## SOURCE INFORMATION
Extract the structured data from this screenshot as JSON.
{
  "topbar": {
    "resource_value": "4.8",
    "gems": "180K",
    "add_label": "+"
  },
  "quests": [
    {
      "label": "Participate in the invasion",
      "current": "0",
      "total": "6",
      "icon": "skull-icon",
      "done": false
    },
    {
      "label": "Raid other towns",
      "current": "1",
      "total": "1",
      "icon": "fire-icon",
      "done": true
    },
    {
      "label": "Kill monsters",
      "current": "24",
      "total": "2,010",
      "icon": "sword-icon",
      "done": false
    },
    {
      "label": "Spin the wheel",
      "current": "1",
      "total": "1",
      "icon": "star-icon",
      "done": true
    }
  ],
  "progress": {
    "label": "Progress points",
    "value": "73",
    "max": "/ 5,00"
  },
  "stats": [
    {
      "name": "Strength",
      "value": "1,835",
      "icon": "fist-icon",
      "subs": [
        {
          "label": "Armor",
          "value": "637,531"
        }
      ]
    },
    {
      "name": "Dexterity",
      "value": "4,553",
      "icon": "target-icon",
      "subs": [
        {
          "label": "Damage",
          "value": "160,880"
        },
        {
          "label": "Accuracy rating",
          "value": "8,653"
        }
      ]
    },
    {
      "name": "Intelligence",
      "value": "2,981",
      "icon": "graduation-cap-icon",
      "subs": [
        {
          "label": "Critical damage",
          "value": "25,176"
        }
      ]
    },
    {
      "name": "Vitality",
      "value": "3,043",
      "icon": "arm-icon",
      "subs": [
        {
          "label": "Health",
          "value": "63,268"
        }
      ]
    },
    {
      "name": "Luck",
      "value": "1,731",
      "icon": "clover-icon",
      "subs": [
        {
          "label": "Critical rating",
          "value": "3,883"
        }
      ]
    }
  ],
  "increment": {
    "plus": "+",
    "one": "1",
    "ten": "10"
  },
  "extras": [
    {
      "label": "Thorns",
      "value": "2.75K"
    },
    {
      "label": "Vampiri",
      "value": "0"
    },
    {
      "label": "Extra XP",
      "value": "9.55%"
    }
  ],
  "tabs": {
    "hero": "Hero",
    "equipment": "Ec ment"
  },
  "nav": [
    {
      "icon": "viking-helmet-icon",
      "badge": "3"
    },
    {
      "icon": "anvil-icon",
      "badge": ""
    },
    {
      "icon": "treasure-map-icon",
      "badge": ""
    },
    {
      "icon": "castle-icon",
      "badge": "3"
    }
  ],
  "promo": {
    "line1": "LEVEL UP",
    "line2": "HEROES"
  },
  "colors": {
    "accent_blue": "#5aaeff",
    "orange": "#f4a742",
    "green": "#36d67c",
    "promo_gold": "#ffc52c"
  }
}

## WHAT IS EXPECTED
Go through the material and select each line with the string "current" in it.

## RESPONSE TO THIS EXERCISE
      "current": "0",
      "current": "1",
      "current": "24",
      "current": "1",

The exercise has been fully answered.